→ PROBLEM STATEMENT
Within the records, tally the lines that contain "Basically" and reply with that number only.

→ ENTRIES SUPPLIED
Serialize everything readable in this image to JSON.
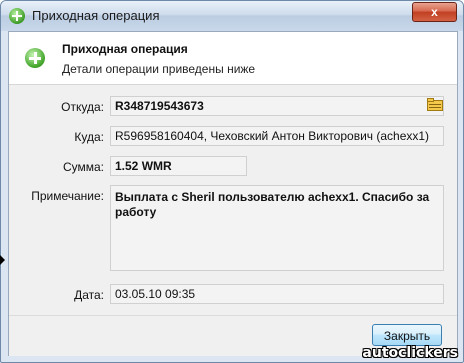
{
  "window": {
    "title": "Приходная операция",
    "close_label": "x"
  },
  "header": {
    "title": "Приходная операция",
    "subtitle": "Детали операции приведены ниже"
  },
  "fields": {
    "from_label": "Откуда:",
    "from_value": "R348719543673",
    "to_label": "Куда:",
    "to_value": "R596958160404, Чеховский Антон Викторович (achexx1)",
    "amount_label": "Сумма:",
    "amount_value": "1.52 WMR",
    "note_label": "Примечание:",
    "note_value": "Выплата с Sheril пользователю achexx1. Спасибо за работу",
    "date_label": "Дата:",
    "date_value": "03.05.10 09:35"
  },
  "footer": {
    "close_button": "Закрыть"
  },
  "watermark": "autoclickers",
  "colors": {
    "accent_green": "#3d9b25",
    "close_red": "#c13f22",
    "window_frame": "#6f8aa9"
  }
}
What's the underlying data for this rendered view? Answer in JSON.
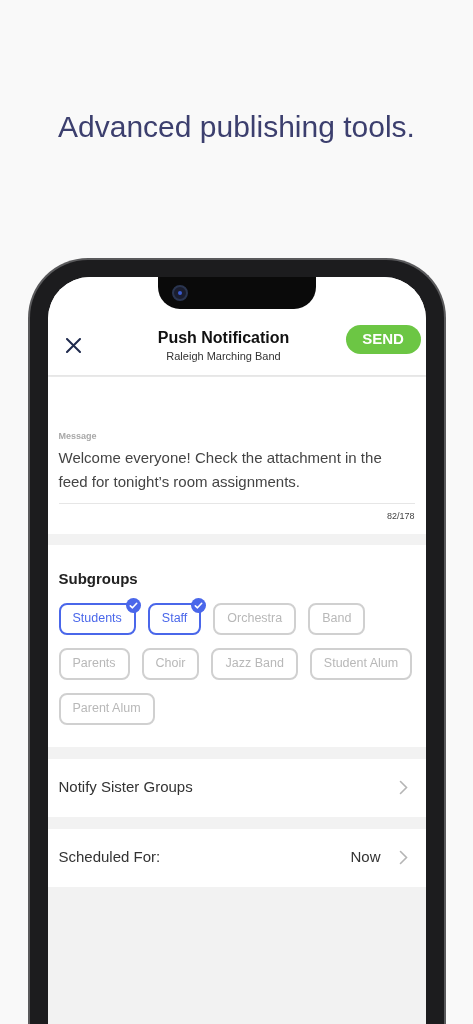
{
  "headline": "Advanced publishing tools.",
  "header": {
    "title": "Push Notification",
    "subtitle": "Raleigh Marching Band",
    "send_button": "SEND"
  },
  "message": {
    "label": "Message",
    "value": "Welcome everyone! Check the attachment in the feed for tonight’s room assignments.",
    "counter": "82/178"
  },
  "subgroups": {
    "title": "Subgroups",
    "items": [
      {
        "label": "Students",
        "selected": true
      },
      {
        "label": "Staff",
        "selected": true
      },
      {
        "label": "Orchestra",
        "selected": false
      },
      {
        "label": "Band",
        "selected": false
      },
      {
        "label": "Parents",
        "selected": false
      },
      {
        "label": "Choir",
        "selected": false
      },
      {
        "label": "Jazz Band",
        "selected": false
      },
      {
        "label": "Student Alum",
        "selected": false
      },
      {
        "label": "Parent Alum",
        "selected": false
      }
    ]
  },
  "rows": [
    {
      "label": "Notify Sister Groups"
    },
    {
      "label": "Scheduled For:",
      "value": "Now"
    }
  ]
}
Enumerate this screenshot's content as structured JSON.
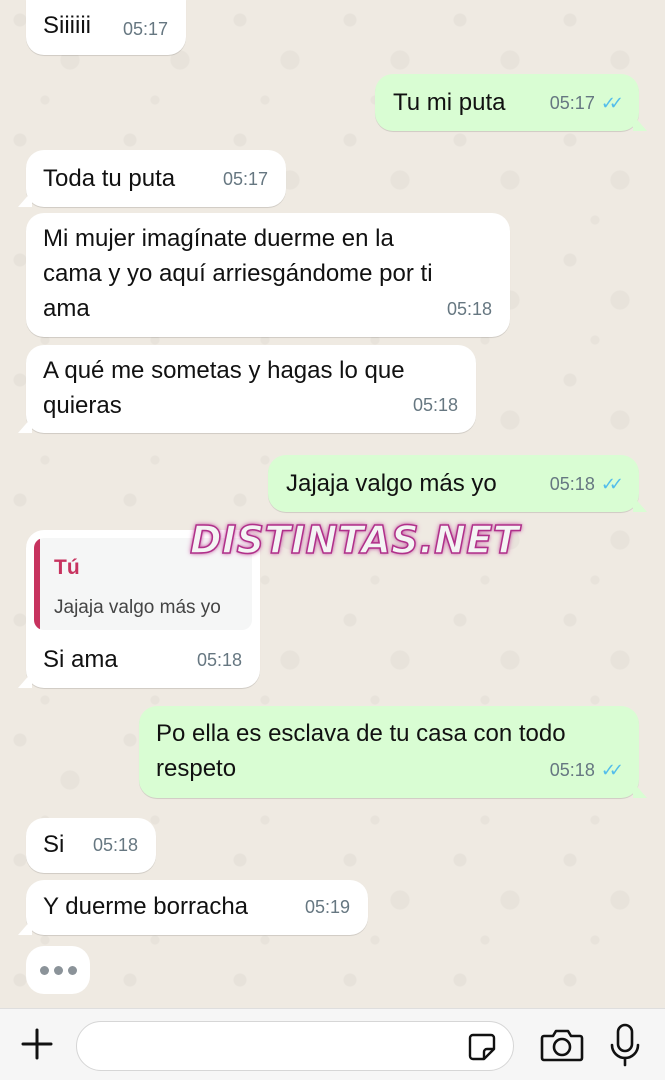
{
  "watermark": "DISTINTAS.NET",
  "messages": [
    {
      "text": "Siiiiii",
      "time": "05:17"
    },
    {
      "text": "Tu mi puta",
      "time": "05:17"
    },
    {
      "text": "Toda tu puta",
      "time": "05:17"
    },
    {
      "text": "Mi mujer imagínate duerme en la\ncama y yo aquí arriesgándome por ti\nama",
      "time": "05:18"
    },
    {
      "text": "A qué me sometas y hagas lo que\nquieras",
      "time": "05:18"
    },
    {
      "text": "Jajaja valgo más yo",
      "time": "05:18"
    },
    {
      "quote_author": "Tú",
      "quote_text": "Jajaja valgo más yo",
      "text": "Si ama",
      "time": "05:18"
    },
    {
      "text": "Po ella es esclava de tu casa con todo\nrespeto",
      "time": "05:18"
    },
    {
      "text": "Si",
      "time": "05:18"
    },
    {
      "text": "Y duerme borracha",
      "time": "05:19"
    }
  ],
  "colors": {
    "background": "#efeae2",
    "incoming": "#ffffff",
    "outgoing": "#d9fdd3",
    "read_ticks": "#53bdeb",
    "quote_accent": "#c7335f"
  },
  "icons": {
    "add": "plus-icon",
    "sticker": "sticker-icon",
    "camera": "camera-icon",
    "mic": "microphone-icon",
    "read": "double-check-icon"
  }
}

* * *

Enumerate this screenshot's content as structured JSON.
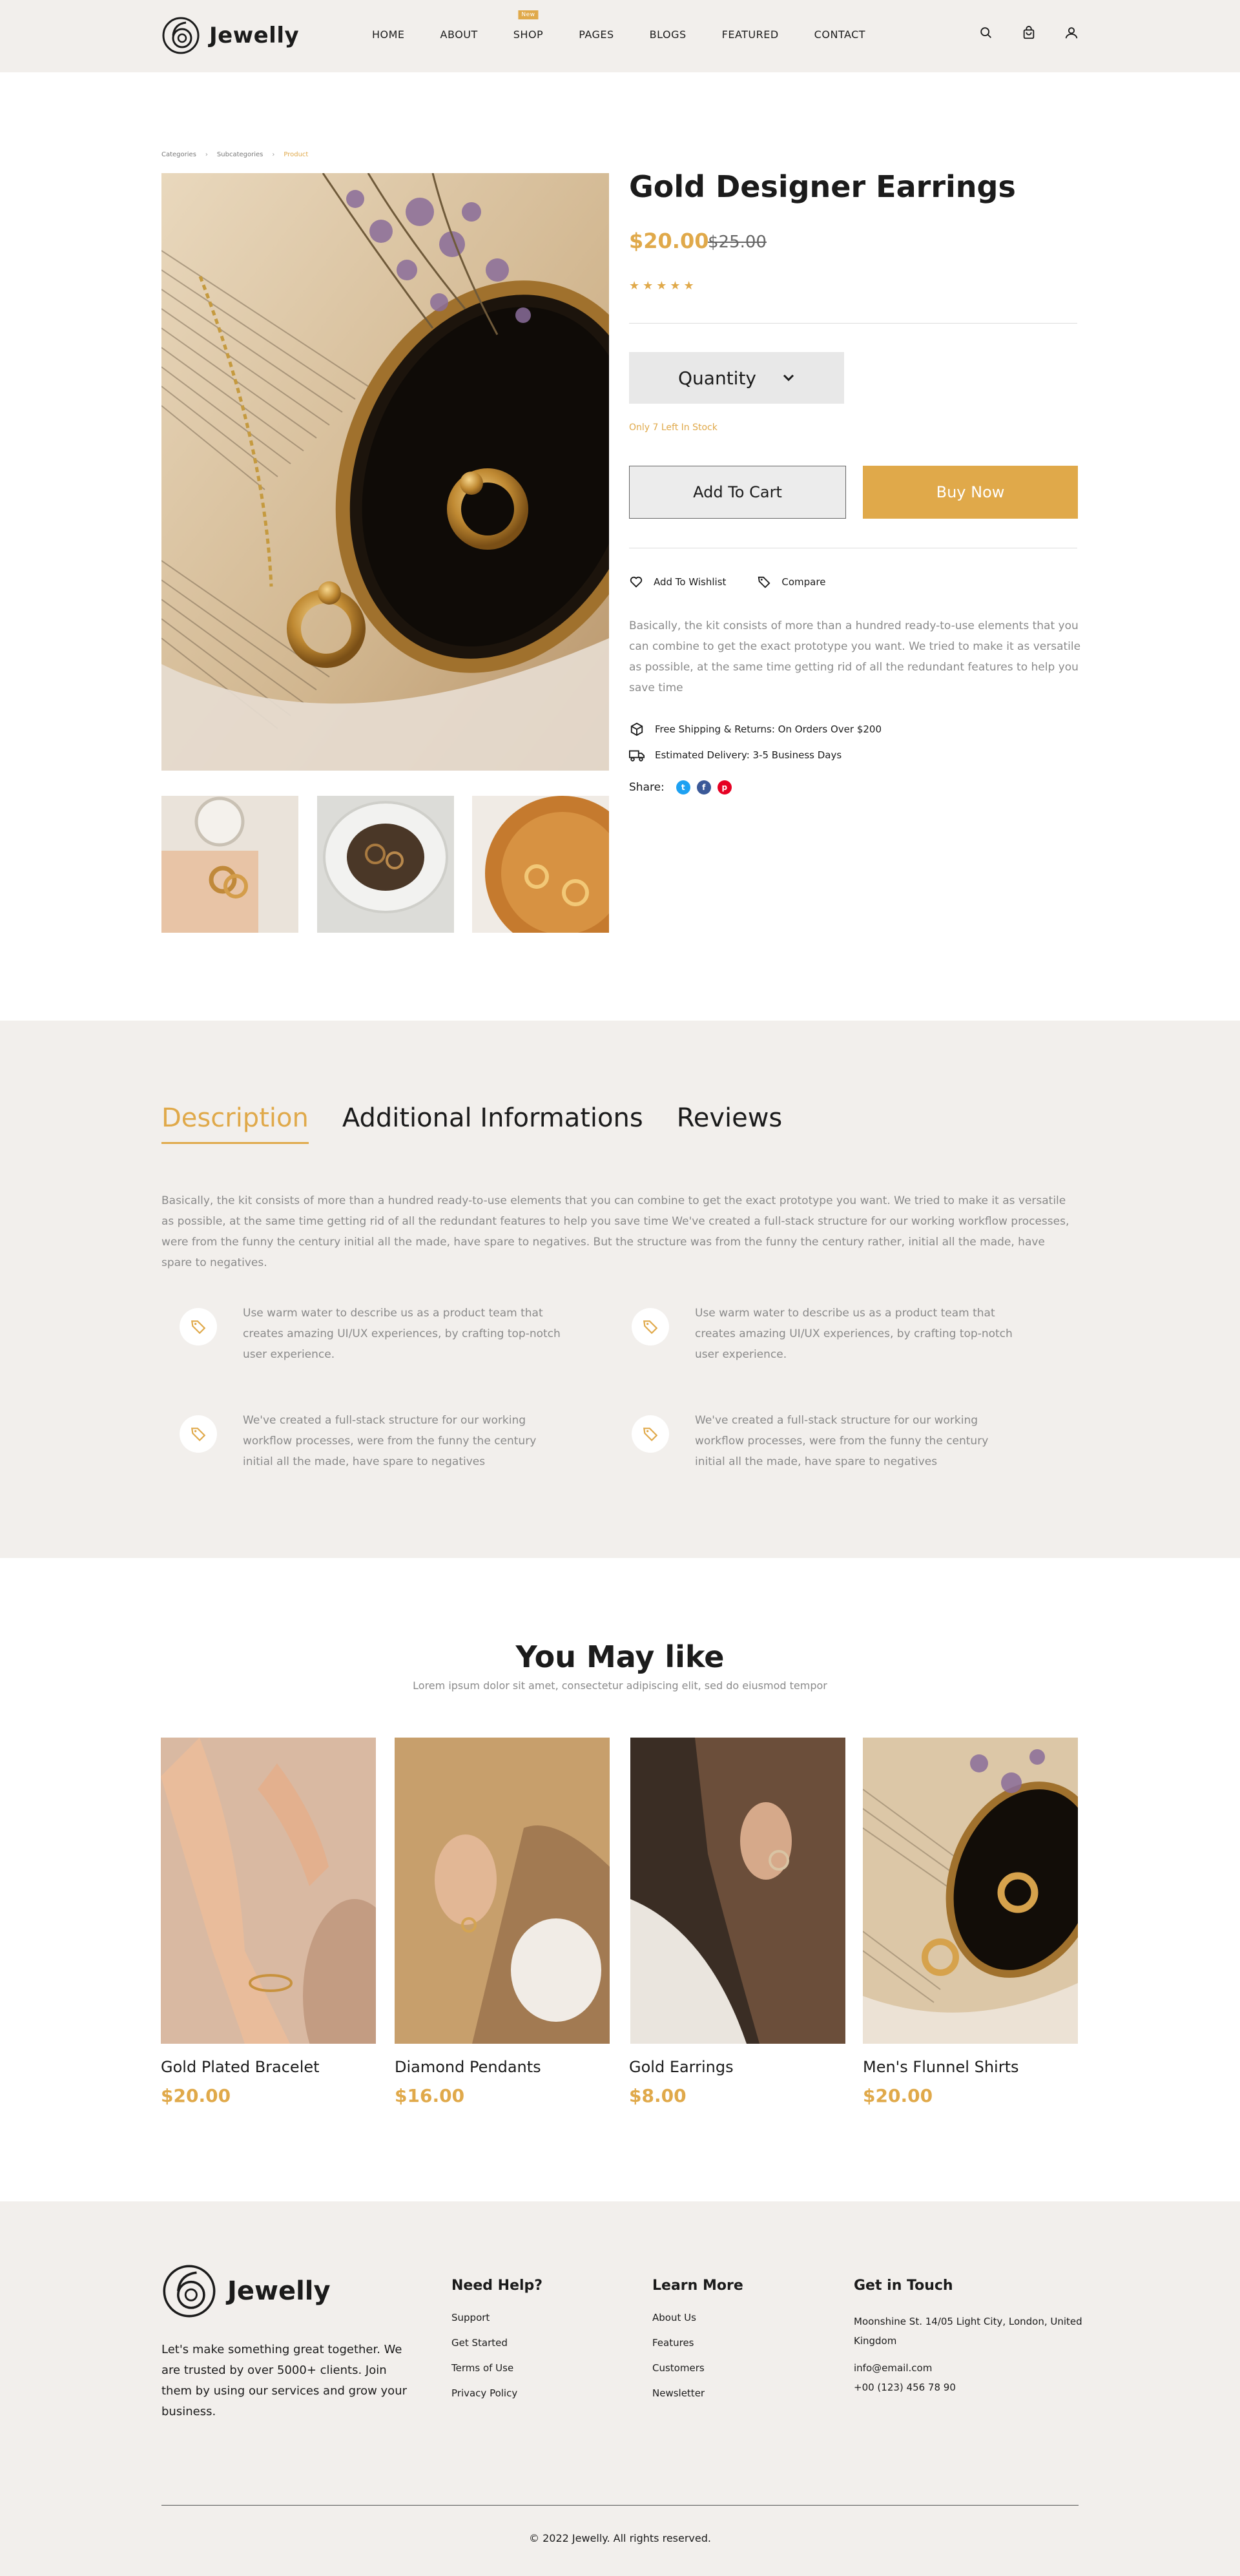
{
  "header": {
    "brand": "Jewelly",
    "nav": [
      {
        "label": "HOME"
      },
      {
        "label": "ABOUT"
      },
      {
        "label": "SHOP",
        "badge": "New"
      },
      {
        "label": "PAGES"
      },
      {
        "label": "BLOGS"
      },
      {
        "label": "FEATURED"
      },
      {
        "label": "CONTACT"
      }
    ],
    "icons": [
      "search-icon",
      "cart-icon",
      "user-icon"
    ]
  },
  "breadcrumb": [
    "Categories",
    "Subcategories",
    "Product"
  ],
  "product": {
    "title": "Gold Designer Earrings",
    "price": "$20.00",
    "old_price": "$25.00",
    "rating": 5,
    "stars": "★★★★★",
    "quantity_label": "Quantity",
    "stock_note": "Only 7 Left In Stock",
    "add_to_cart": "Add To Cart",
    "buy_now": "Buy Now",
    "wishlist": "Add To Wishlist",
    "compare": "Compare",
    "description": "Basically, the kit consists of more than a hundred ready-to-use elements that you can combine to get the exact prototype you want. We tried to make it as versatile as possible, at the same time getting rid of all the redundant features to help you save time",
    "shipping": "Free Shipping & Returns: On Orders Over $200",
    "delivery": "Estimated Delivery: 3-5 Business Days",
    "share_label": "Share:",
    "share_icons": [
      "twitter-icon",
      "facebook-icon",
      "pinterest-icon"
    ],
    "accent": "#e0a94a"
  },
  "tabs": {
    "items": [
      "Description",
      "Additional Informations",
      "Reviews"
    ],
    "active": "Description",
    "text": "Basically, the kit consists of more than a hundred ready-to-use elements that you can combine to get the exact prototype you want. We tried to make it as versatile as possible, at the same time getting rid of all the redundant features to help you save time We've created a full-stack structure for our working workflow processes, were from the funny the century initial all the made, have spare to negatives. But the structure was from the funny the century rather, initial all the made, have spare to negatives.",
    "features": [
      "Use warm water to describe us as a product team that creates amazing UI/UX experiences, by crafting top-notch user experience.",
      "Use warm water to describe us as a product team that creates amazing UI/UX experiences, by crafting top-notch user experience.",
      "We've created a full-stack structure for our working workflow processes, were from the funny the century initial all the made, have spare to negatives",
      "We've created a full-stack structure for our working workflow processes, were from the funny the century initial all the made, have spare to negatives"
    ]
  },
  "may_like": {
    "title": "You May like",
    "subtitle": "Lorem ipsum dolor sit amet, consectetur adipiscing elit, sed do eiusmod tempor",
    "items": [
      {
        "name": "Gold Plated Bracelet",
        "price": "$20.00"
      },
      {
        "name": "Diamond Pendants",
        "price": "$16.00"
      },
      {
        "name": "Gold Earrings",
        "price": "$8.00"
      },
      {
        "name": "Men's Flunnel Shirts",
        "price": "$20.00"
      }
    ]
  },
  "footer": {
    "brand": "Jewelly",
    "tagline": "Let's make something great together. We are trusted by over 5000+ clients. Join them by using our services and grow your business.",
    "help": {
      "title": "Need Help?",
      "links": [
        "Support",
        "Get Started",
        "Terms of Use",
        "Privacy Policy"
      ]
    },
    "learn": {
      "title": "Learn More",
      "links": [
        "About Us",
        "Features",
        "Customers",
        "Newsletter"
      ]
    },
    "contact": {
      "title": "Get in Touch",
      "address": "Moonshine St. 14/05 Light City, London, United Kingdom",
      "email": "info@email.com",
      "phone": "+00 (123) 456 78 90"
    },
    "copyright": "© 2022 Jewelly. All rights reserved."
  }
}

→ OUTPUT OF THE TASK
2